Influenza vaccination of health care workers: evaluation of factors that are important in acceptance

Prev Med. Jan-Feb 1997;26(1):68-77. doi: 10.1006/pmed.1996.9991.

Abstract

Background: We evaluated the associations between putative occupational and epidemiologic determinants and influenza vaccine acceptance among health care workers during two consecutive seasons.

Methods: Multiple logistic regression models were developed to identify predictors of vaccine acceptance during 1991-1992, then validated in the subsequent year. A combined repeated-measures regression model using generalized estimating equations was fit to examine workers' vaccine acceptance over the 2-year period.

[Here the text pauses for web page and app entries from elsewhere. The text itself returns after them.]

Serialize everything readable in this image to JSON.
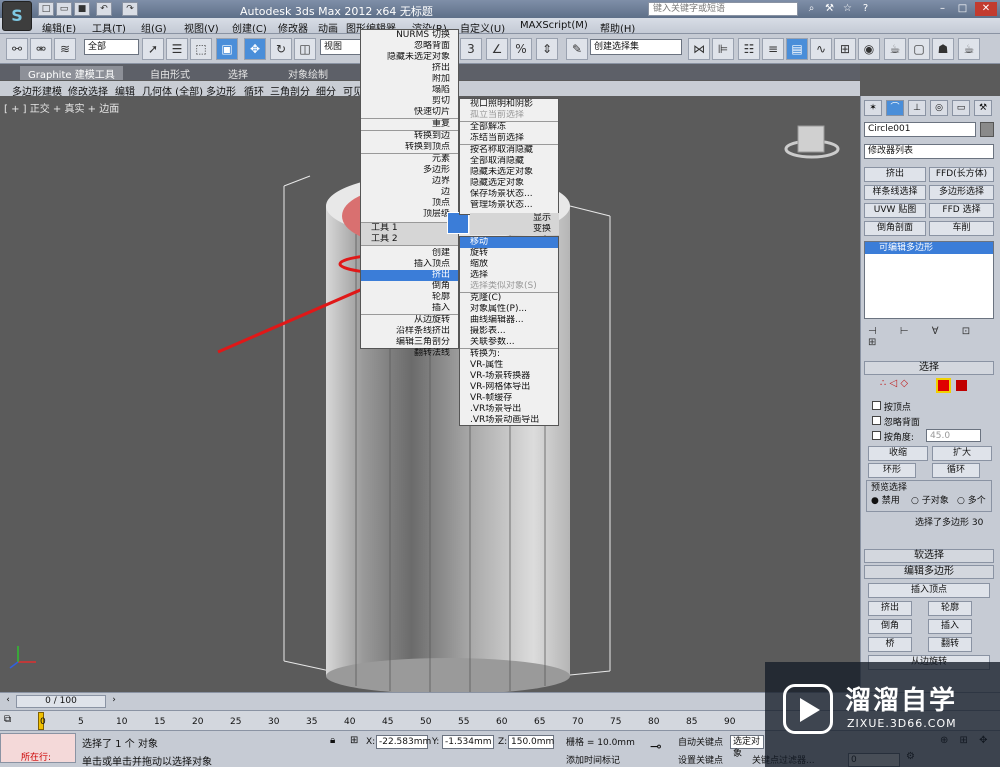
{
  "titlebar": {
    "logo": "S",
    "title": "Autodesk 3ds Max  2012 x64      无标题",
    "search_placeholder": "键入关键字或短语"
  },
  "menus": [
    "编辑(E)",
    "工具(T)",
    "组(G)",
    "视图(V)",
    "创建(C)",
    "修改器",
    "动画",
    "图形编辑器",
    "渲染(R)",
    "自定义(U)",
    "MAXScript(M)",
    "帮助(H)"
  ],
  "toolbar": {
    "filter_value": "全部",
    "view_value": "视图",
    "selection_set_value": "创建选择集"
  },
  "ribbon": {
    "tabs": [
      "Graphite 建模工具",
      "自由形式",
      "选择",
      "对象绘制"
    ],
    "items": [
      "多边形建模",
      "修改选择",
      "编辑",
      "几何体 (全部)",
      "多边形",
      "循环",
      "三角剖分",
      "细分",
      "可见"
    ]
  },
  "viewport": {
    "label": "[ + ] 正交 + 真实 + 边面"
  },
  "quadmenu": {
    "left_top": [
      "NURMS 切换",
      "忽略背面",
      "隐藏未选定对象",
      "挤出",
      "附加",
      "塌陷",
      "剪切",
      "快速切片",
      "重复",
      "转换到边",
      "转换到顶点",
      "元素",
      "多边形",
      "边界",
      "边",
      "顶点",
      "顶层级"
    ],
    "tools1": "工具 1",
    "tools2": "工具 2",
    "display": "显示",
    "transform": "变换",
    "left_bottom": [
      "创建",
      "插入顶点",
      "挤出",
      "倒角",
      "轮廓",
      "插入",
      "从边旋转",
      "沿样条线挤出",
      "编辑三角剖分",
      "翻转法线"
    ],
    "right_top": [
      "视口照明和阴影",
      "孤立当前选择",
      "全部解冻",
      "冻结当前选择",
      "按名称取消隐藏",
      "全部取消隐藏",
      "隐藏未选定对象",
      "隐藏选定对象",
      "保存场景状态...",
      "管理场景状态..."
    ],
    "right_bottom": [
      "移动",
      "旋转",
      "缩放",
      "选择",
      "选择类似对象(S)",
      "克隆(C)",
      "对象属性(P)...",
      "曲线编辑器...",
      "摄影表...",
      "关联参数...",
      "转换为:",
      "VR-属性",
      "VR-场景转换器",
      "VR-网格体导出",
      "VR-帧缓存",
      ".VR场景导出",
      ".VR场景动画导出"
    ]
  },
  "cmdpanel": {
    "object_name": "Circle001",
    "modifier_list": "修改器列表",
    "mod_buttons": [
      "挤出",
      "FFD(长方体)",
      "样条线选择",
      "多边形选择",
      "UVW 贴图",
      "FFD 选择",
      "倒角剖面",
      "车削"
    ],
    "stack_item": "可编辑多边形",
    "selection_title": "选择",
    "by_vertex": "按顶点",
    "ignore_backface": "忽略背面",
    "by_angle": "按角度:",
    "angle_value": "45.0",
    "shrink": "收缩",
    "grow": "扩大",
    "ring": "环形",
    "loop": "循环",
    "preview_title": "预览选择",
    "preview_options": [
      "禁用",
      "子对象",
      "多个"
    ],
    "selected_text": "选择了多边形 30",
    "soft_selection": "软选择",
    "edit_poly_title": "编辑多边形",
    "insert_vertex": "插入顶点",
    "edit_buttons": [
      "挤出",
      "轮廓",
      "倒角",
      "插入",
      "桥",
      "翻转"
    ],
    "from_edge": "从边旋转",
    "hinge_partial": "分",
    "flip_partial": "旋转"
  },
  "timeline": {
    "frame": "0 / 100",
    "ticks": [
      "0",
      "5",
      "10",
      "15",
      "20",
      "25",
      "30",
      "35",
      "40",
      "45",
      "50",
      "55",
      "60",
      "65",
      "70",
      "75",
      "80",
      "85",
      "90"
    ]
  },
  "status": {
    "mode": "所在行:",
    "selected": "选择了 1 个 对象",
    "hint": "单击或单击并拖动以选择对象",
    "x_label": "X:",
    "x": "-22.583mm",
    "y_label": "Y:",
    "y": "-1.534mm",
    "z_label": "Z:",
    "z": "150.0mm",
    "grid": "栅格 = 10.0mm",
    "auto_key": "自动关键点",
    "selected_obj": "选定对象",
    "set_key": "设置关键点",
    "key_filter": "关键点过滤器...",
    "add_time_tag": "添加时间标记",
    "frame_value": "0"
  },
  "watermark": {
    "brand": "溜溜自学",
    "url": "ZIXUE.3D66.COM"
  },
  "colors": {
    "highlight": "#3b7dd8",
    "arrow": "#e01818",
    "selection_red": "#e00000"
  }
}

Results: Nearly one-third of hospital employees received influenza vaccine each year [2,364 of 7,320 (32%) in 1991-1992 vs 2,679 of 8,632 (31%) in 1992-1993]. Independent predictors among nurse clinicians included older age, higher salary, longer employment, and minimal absenteeism. Female sex, marriage, higher salary, and employment duration were independent predictors for professional support staff. Older age was the only independent predictor among nonprofessional staff.

Conclusions: We conclude that older individuals, those with higher socioeconomic status, and those employed longer are more likely to accept the influenza vaccine. Sex, marital status, and prior work absenteeism are also important predictors in specific groups of health care workers.

Publication types

  • Research Support, U.S. Gov't, P.H.S.

MeSH terms

  • Adult
  • Analysis of Variance
  • Female
  • Health Occupations*
  • Humans
  • Immunization / statistics & numerical data*
  • Influenza, Human / prevention & control*
  • Likelihood Functions
  • Logistic Models
  • Male
  • Middle Aged
  • Occupational Diseases / prevention & control*
  • Occupations
  • Patient Acceptance of Health Care*
  • Personnel, Hospital*
  • Socioeconomic Factors